|Place of Origin:||China|
|Model Number:||0.5g, 1.0g|
|Minimum Order Quantity:||20000 vials|
|Packaging Details:||10 vials/box|
|Payment Terms:||L/C, T/T|
|Supply Ability:||200, 000 vials per day|
|Product:||Ifosfamide For Injection||Specification:||0.5g, 1.0g|
|Standard:||BP, USP||Packing:||10 Vials/box|
0.5g / 1.0g Dry Powder Injection Ifosfamide , Anti Cancer Medication
Product : Ifosfamide for Injection
Specification : 0.5g, 1.0g
Standard : BP, USP
Packing : 10 vials/box
Ifosfamide is a chemotherapeutic agent chemically related to the nitrogen mustards and a synthetic analog of cyclophosphamide. It is active as an alkylating agent and an immunosuppresive agent.
Used as a component of various chemotherapeutic regimens as third-line therapy for recurrent or refractory germ cell testicular cancer. Also used as a component of various chemotherapeutic regimens for the treatment of cervical cancer, as well as in conjunction with surgery and/or radiation therapy in the treatment of various soft tissue sarcomas. Other indications include treatment of osteosarcoma, bladder cancer, ovarian cancer. small cell lung cancer, and non-Hodgkin's lymphoma.
Ifosfamide requires activation by microsomal liver enzymes to active metabolites in order to exert its cytotoxic effects.
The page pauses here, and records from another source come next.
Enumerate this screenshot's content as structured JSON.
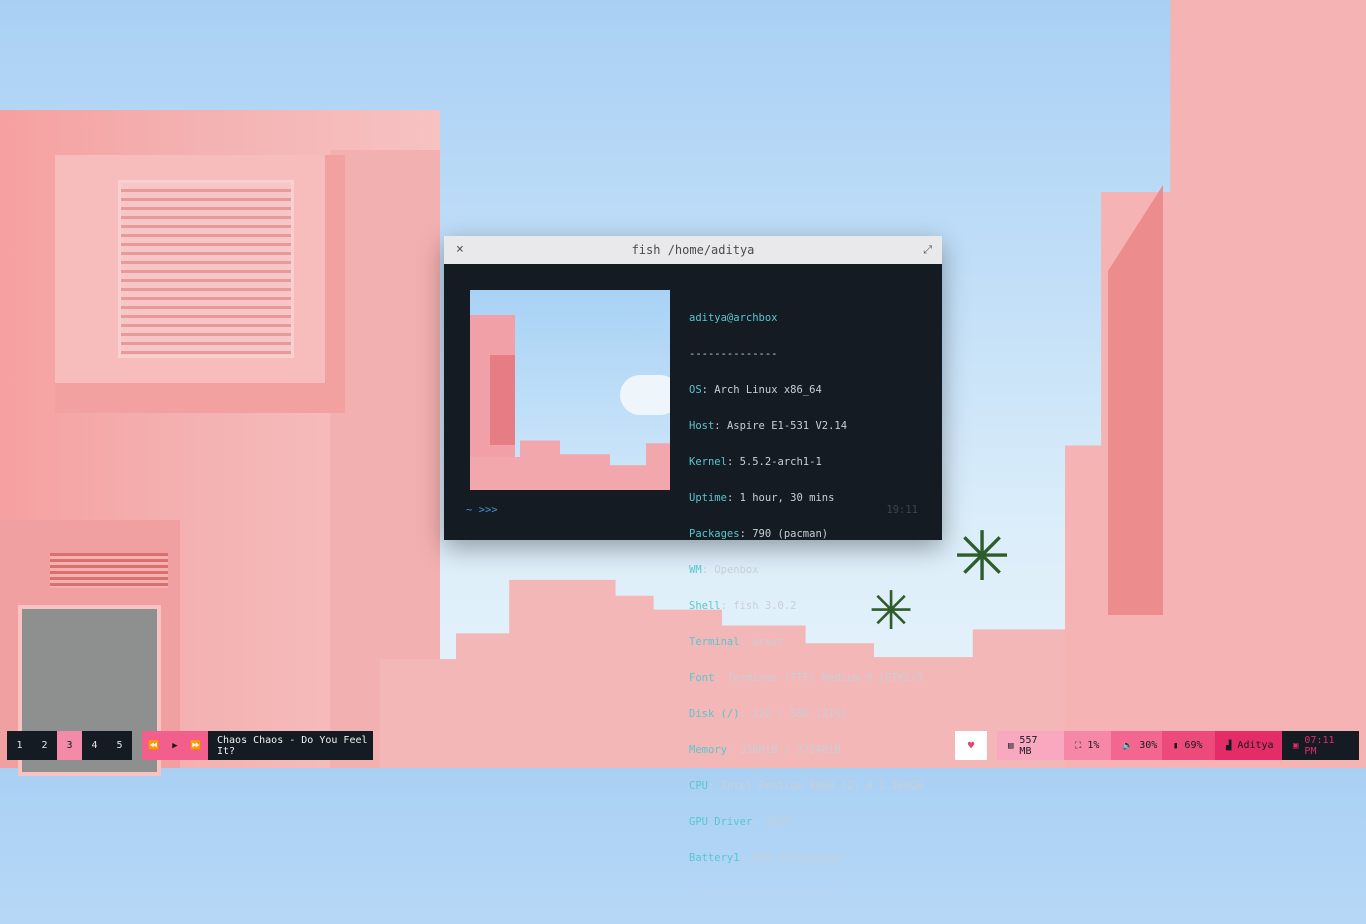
{
  "terminal": {
    "title": "fish /home/aditya",
    "close_icon": "×",
    "expand_icon": "⤢",
    "header": "aditya@archbox",
    "divider": "--------------",
    "info": [
      {
        "key": "OS",
        "value": " Arch Linux x86_64"
      },
      {
        "key": "Host",
        "value": " Aspire E1-531 V2.14"
      },
      {
        "key": "Kernel",
        "value": " 5.5.2-arch1-1"
      },
      {
        "key": "Uptime",
        "value": " 1 hour, 30 mins"
      },
      {
        "key": "Packages",
        "value": " 790 (pacman)"
      },
      {
        "key": "WM",
        "value": " Openbox"
      },
      {
        "key": "Shell",
        "value": " fish 3.0.2"
      },
      {
        "key": "Terminal",
        "value": " urxvt"
      },
      {
        "key": "Font",
        "value": " Terminus (TTF) Medium 9 [GTK2/3"
      },
      {
        "key": "Disk (/)",
        "value": " 12G / 58G (21%)"
      },
      {
        "key": "Memory",
        "value": " 336MiB / 3754MiB"
      },
      {
        "key": "CPU",
        "value": " Intel Pentium B960 (2) @ 2.200GH"
      },
      {
        "key": "GPU Driver",
        "value": " i915"
      },
      {
        "key": "Battery1",
        "value": " 68% [Charging]"
      }
    ],
    "footer_divider": "------------------------",
    "prompt": "~ >>>",
    "clock": "19:11"
  },
  "bar": {
    "workspaces": [
      "1",
      "2",
      "3",
      "4",
      "5"
    ],
    "active_workspace_index": 2,
    "media": {
      "prev_icon": "⏪",
      "play_icon": "▶",
      "next_icon": "⏩"
    },
    "song": "Chaos Chaos - Do You Feel It?",
    "heart_icon": "♥",
    "memory": {
      "icon": "▤",
      "value": "557 MB"
    },
    "cpu": {
      "icon": "⛶",
      "value": "1%"
    },
    "volume": {
      "icon": "🔈",
      "value": "30%"
    },
    "battery": {
      "icon": "▮",
      "value": "69%"
    },
    "wifi": {
      "icon": "▟",
      "value": "Aditya"
    },
    "time": {
      "icon": "▣",
      "value": "07:11 PM"
    }
  },
  "colors": {
    "accent_pink": "#e32c68",
    "bar_dark": "#151b22",
    "terminal_cyan": "#58c7cf"
  }
}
Activation occurs by hydroxylation at the ring carbon atom 4 to form the unstable intermediate 4-hydroxyifosfamide. This metabolite than rapidly degrades to the stable urinary metabolite 4-ketoifosfamide. The stable urinary metabolite, 4-carboxyifosfamide, is formed upon opening of the ring. These urinary metabolites have not been found to be cytotoxic. N, N-bis (2-chloroethyl)-phosphoric acid diamide (ifosphoramide) and acrolein are also found. The major urinary metabolites, dechloroethyl ifosfamide and dechloroethyl cyclophosphamide, are formed upon enzymatic oxidation of the chloroethyl side chains and subsequent dealkylation. It is the alkylated metabolites of ifosfamide that have been shown to interact with DNA. Ifosfamide is cycle-phase nonspecific.
Mechanism of action
The exact mechanism of ifosfamide has not been determined, but appears to be similar to other alkylating agents. Ifosfamide requires biotransformation in the liver by mixed-function oxidases (cytochrome P450 system) before it becomes active. After metabolic activation, active metabolites of ifosfamide alkylate or bind with many intracellular molecular structures, including nucleic acids. The cytotoxic action is primarily through the alkylation of DNA, done by attaching the N-7 position of guanine to its reactive electrophilic groups. The formation of inter and intra strand cross-links in the DNA results in cell death.